PROVIDED RECORDS:
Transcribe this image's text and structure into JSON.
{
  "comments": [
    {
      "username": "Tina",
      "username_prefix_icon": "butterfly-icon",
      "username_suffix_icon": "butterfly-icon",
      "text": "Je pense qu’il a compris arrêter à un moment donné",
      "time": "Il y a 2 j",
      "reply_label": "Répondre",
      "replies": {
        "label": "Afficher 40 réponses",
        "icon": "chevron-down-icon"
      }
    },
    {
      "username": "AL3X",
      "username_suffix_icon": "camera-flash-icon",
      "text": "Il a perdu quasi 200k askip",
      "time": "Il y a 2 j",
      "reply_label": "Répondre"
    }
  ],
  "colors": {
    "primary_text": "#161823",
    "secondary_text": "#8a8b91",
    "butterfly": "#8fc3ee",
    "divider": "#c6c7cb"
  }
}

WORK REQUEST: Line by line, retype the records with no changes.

SOLUTION FOR THIS PROBLEM:
Transcribe this image's text and structure into JSON.
{
  "comments": [
    {
      "username": "Tina",
      "username_prefix_icon": "butterfly-icon",
      "username_suffix_icon": "butterfly-icon",
      "text": "Je pense qu’il a compris arrêter à un moment donné",
      "time": "Il y a 2 j",
      "reply_label": "Répondre",
      "replies": {
        "label": "Afficher 40 réponses",
        "icon": "chevron-down-icon"
      }
    },
    {
      "username": "AL3X",
      "username_suffix_icon": "camera-flash-icon",
      "text": "Il a perdu quasi 200k askip",
      "time": "Il y a 2 j",
      "reply_label": "Répondre"
    }
  ],
  "colors": {
    "primary_text": "#161823",
    "secondary_text": "#8a8b91",
    "butterfly": "#8fc3ee",
    "divider": "#c6c7cb"
  }
}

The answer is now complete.